M.Sc. Thesis @ Aalto University

My Master’s Thesis was done at Aalto University, supervised by Alexander Ilin and advised by Antti Keurulainen from Bitville Oy.

The inspiration of this research was the concept of Theory of Mind, taken from developmental psychology. The main experiment used for showcasing ToM capabilities is the so-called Sally-Anne experiment:

A comic describing the Sally-Anne test from the original paper
Professional academic illustrations

There are three characters involved: Sally, Anne, and the Observer whose ToM capabilities we wish to test. Sally and Anne are in a room with a box, a basket and a marble. Sally puts the marble in the basket, and then goes out of the room for a brief walk. In her absence, Anne moves the marble to the b ox. Now, Sally comes back, and the question to the Observer arises - where will Sally look for the marble?

As (presumably) an adult human, the dear reader should know the answer is the basket – she has no knowledge that would indicate it being elsewhere. However, a naive observer (like a very young child or some animals) could answer with the box instead – the marble is there, after all. The difference between these two answers lies in the ability to “put yourself in someone else’s shoes”, to reason about what someone else knows rather than using only our (perhaps superior) knowledge. In their paper Machine Theory of Mind, Rabinowitz et al. show that this is, in fact, possible to create in RL-based AI systems.

Now let’s focus our attention on one specific type of ToM – skill modeling. Can we build an agent that will accurately predict the skill level of another agent acting in the same environment, and adjust its actions accordingly? This is the question I explored in my thesis, and the answer is a resounding “maybe”.

I coded up an environment using pycolab with a gym-like multiagent API and began the experiments.

The basic idea of the environment is as follows: on a 7x7 gridworld, there are 2 agents, 4 subgoals and a final goal. Agents can move up/down/right/left at each step, and whenever they move onto a subgoal, it’s marked as collected. Once all subgoals are collected, the final goal becomes available, and once it’s collected, the episode ends. The environment is fully cooperative, which means that all the rewards (obtained by collecting subgoals and the final goal) are shared between the agents.

The interface of a manual mode of the environment, with the gridworld visualized and several other displays alongside it
At some point I’ll try to embed it here… but not today

That is the base setting, at least. In the meantime, I added some simplified variants, like the Final Action environment in which there is an Assurance Game embedded at the end of an episode to put a larger emphasis on the cooperation aspect of the environment.

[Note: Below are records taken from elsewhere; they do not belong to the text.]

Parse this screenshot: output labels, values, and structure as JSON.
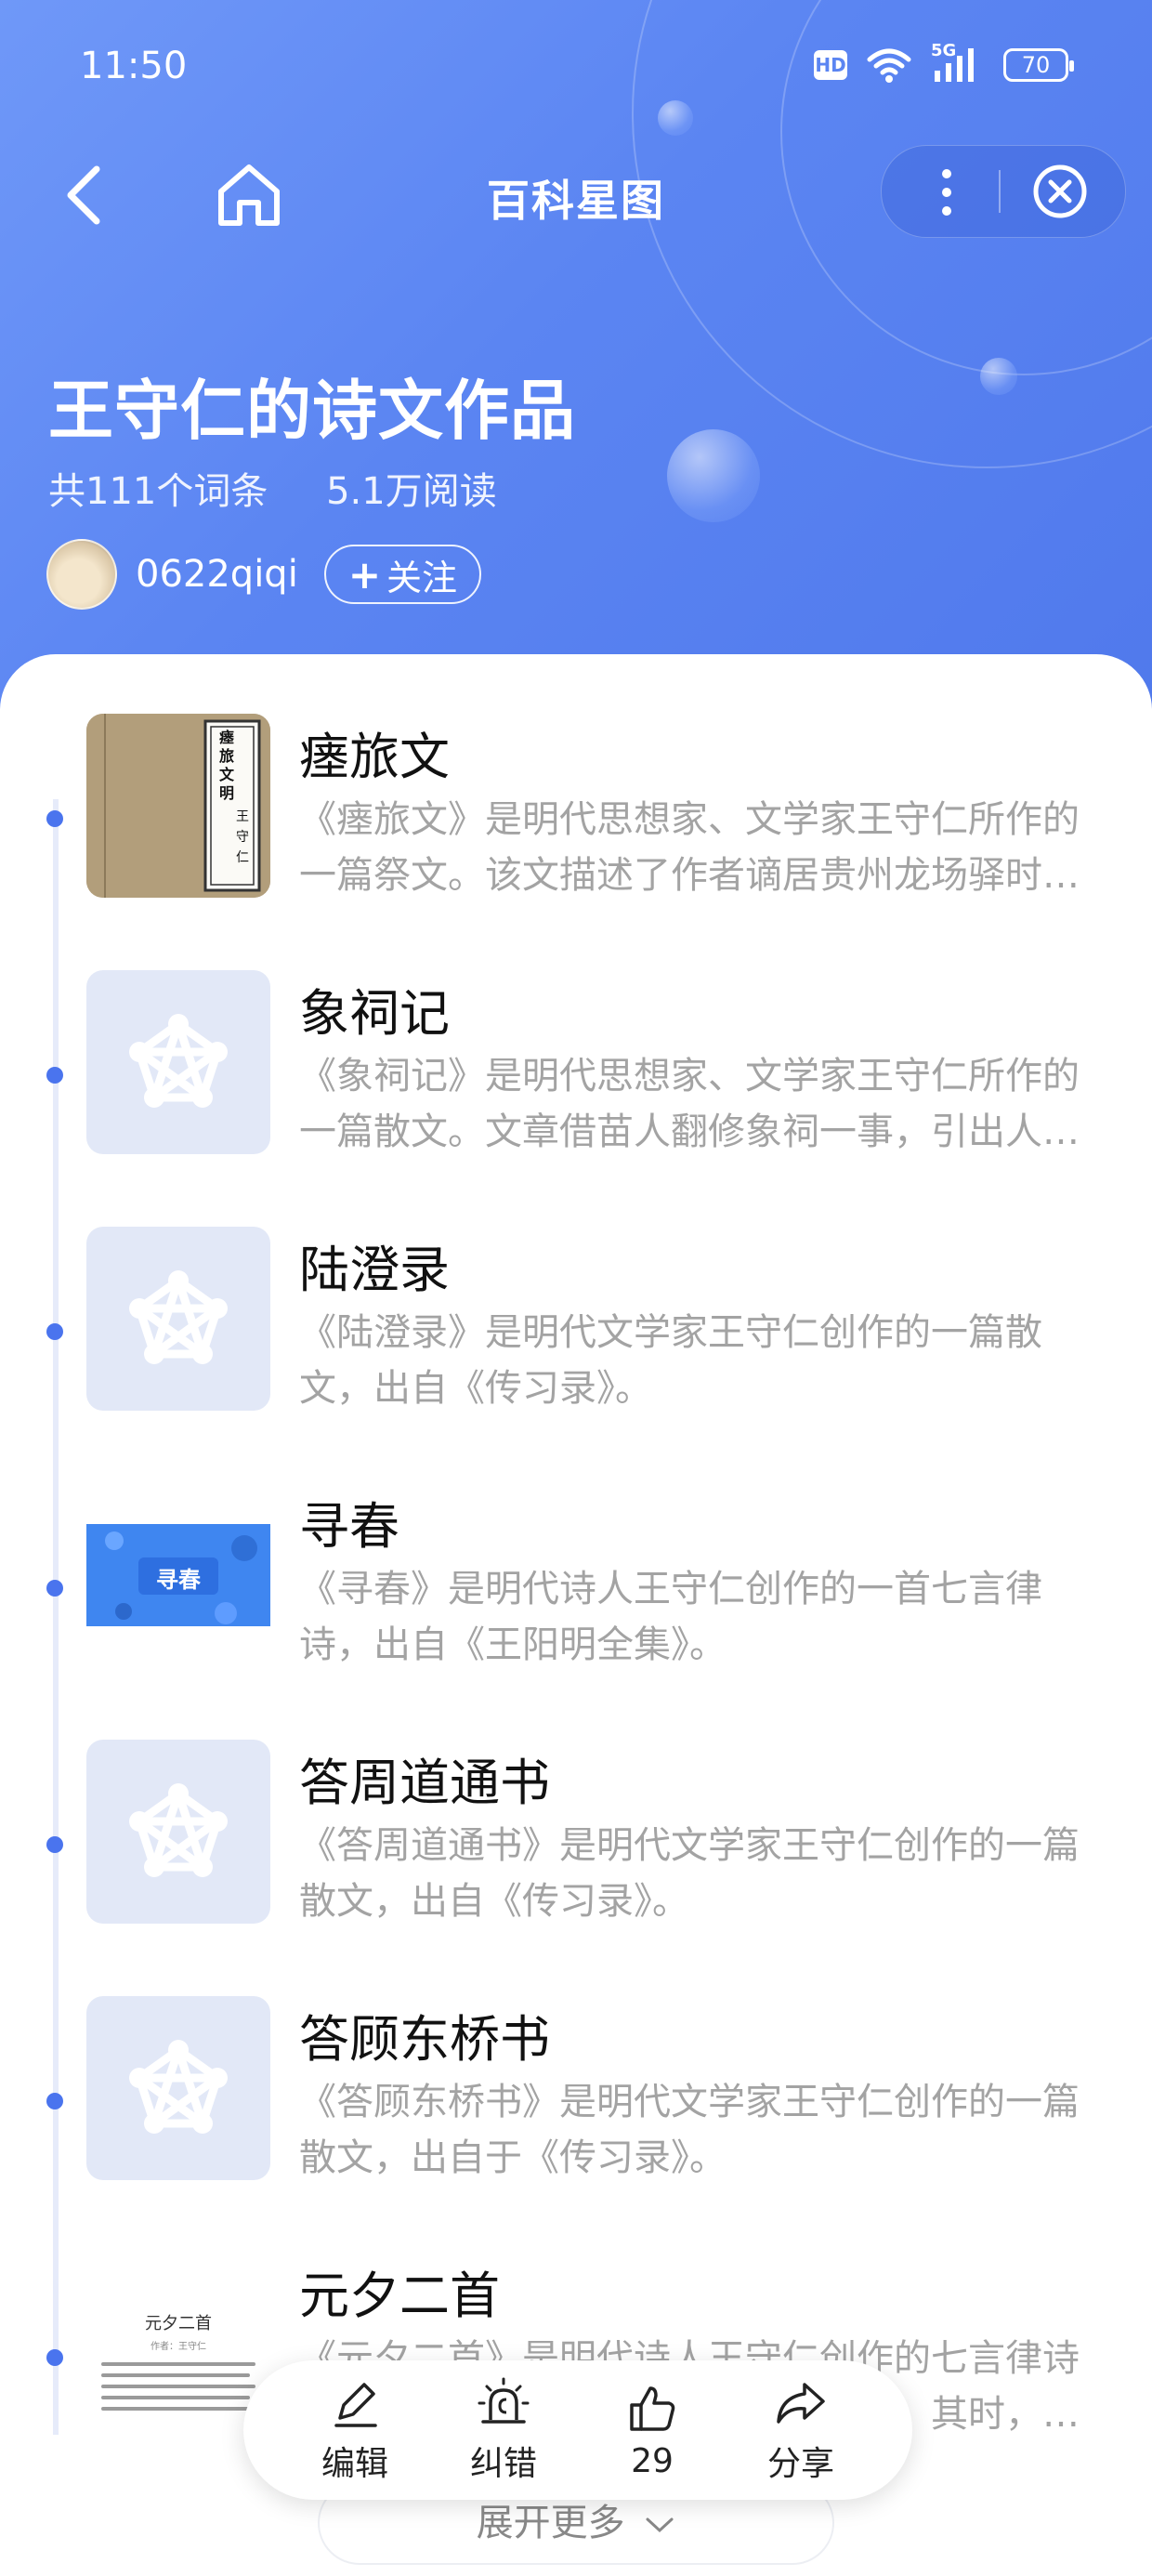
{
  "status_bar": {
    "time": "11:50",
    "hd": "HD",
    "network": "5G",
    "battery": "70"
  },
  "navbar": {
    "title": "百科星图"
  },
  "header": {
    "title": "王守仁的诗文作品",
    "entries": "共111个词条",
    "reads": "5.1万阅读",
    "author": "0622qiqi",
    "follow_label": "关注"
  },
  "thumb_texts": {
    "spring": "寻春",
    "poem_title": "元夕二首",
    "poem_author": "作者：王守仁",
    "scroll_chars": [
      "瘗",
      "旅",
      "文",
      "明",
      "王",
      "守",
      "仁"
    ]
  },
  "items": [
    {
      "title": "瘗旅文",
      "desc": "《瘗旅文》是明代思想家、文学家王守仁所作的一篇祭文。该文描述了作者谪居贵州龙场驿时目睹吏目一行三人客死异乡，作文以祭之。",
      "thumb": "scroll"
    },
    {
      "title": "象祠记",
      "desc": "《象祠记》是明代思想家、文学家王守仁所作的一篇散文。文章借苗人翻修象祠一事，引出人性可以改变的道理。",
      "thumb": "placeholder"
    },
    {
      "title": "陆澄录",
      "desc": "《陆澄录》是明代文学家王守仁创作的一篇散文，出自《传习录》。",
      "thumb": "placeholder"
    },
    {
      "title": "寻春",
      "desc": "《寻春》是明代诗人王守仁创作的一首七言律诗，出自《王阳明全集》。",
      "thumb": "spring"
    },
    {
      "title": "答周道通书",
      "desc": "《答周道通书》是明代文学家王守仁创作的一篇散文，出自《传习录》。",
      "thumb": "placeholder"
    },
    {
      "title": "答顾东桥书",
      "desc": "《答顾东桥书》是明代文学家王守仁创作的一篇散文，出自于《传习录》。",
      "thumb": "placeholder"
    },
    {
      "title": "元夕二首",
      "desc": "《元夕二首》是明代诗人王守仁创作的七言律诗组诗。此组诗作于正德三年元宵之夜，其时，作者正谪居贵州龙场。",
      "thumb": "poem"
    }
  ],
  "toolbar": {
    "edit": "编辑",
    "report": "纠错",
    "like_count": "29",
    "share": "分享"
  },
  "expand_label": "展开更多"
}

For further details – feel free to read the full pdf version of my thesis available at the top of this page.

Ariel Kwiatkowski
Ariel Kwiatkowski
PhD Student in Artificial Intelligence

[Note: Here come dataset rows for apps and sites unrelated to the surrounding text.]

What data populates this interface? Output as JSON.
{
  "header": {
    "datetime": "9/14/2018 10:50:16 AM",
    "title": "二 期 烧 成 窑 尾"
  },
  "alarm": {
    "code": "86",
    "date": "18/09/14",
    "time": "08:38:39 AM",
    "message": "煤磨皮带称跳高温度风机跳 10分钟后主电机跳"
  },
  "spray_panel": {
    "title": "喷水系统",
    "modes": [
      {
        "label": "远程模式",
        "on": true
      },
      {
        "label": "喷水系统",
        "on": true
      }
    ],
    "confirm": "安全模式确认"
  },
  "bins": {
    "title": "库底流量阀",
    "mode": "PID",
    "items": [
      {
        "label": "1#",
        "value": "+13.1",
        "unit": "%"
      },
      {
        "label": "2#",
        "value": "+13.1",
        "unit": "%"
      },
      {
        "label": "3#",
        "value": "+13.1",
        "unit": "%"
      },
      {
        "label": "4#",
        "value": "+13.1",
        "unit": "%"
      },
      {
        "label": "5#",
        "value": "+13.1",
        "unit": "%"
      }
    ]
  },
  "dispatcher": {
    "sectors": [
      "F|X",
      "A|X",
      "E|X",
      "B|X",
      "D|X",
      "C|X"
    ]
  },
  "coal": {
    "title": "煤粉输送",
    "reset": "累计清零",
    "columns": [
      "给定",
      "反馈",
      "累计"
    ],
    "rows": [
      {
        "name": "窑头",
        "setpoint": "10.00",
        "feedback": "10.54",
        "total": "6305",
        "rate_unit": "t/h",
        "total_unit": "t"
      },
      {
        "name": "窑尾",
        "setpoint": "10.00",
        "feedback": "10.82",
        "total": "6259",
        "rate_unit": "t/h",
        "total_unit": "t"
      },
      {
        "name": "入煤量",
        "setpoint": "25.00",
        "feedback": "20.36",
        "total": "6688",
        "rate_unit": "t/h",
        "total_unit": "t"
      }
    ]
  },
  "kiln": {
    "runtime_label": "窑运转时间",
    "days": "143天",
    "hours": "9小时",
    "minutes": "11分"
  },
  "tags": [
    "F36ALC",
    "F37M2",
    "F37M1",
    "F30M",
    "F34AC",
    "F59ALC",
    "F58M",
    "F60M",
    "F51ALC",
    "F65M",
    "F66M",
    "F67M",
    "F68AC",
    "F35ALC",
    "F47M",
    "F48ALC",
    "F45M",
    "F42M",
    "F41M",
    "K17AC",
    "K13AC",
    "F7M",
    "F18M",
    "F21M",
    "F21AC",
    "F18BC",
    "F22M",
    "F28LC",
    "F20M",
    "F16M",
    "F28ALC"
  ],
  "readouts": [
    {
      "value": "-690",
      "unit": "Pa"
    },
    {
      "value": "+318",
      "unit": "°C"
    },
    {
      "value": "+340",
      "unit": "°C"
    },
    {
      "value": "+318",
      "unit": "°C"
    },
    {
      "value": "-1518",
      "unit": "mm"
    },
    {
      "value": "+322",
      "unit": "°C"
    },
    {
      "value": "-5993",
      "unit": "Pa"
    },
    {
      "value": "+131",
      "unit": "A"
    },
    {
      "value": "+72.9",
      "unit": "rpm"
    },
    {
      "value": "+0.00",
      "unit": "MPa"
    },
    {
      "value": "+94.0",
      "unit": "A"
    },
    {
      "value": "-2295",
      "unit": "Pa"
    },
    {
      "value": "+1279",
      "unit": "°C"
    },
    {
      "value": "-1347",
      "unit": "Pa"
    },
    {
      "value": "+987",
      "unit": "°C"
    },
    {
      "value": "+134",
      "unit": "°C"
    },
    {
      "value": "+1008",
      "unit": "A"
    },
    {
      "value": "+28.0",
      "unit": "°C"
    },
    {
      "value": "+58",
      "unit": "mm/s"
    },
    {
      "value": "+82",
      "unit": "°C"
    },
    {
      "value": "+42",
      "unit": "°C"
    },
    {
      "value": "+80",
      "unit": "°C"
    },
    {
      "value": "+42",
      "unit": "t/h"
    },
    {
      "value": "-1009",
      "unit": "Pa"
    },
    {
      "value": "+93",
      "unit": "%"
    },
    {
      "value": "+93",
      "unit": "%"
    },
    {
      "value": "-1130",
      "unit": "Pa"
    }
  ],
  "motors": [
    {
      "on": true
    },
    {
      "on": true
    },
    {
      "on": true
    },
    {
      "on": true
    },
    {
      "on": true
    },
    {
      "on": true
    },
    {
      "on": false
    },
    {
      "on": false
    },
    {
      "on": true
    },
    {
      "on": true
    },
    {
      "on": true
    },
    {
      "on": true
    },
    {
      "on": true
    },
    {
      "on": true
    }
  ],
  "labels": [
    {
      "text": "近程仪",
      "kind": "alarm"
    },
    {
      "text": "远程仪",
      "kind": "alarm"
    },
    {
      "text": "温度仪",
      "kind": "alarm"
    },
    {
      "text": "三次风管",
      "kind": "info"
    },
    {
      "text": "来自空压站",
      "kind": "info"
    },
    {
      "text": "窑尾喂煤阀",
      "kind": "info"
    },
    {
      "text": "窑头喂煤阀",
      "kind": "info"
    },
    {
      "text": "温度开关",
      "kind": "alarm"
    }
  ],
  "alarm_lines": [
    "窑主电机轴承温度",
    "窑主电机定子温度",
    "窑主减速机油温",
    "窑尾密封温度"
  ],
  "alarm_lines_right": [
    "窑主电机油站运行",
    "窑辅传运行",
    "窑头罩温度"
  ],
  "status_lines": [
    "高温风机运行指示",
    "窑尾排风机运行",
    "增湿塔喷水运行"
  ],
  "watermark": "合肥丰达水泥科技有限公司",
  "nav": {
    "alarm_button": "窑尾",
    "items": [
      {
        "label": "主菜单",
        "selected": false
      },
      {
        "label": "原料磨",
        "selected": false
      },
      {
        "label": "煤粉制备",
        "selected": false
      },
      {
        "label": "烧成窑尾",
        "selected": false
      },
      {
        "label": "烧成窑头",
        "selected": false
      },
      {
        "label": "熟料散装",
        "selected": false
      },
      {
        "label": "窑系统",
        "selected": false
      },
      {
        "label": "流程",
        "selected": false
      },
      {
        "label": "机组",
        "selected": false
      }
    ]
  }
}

I’m interested in finding out what makes brains tick - preferably by making artificial tickers.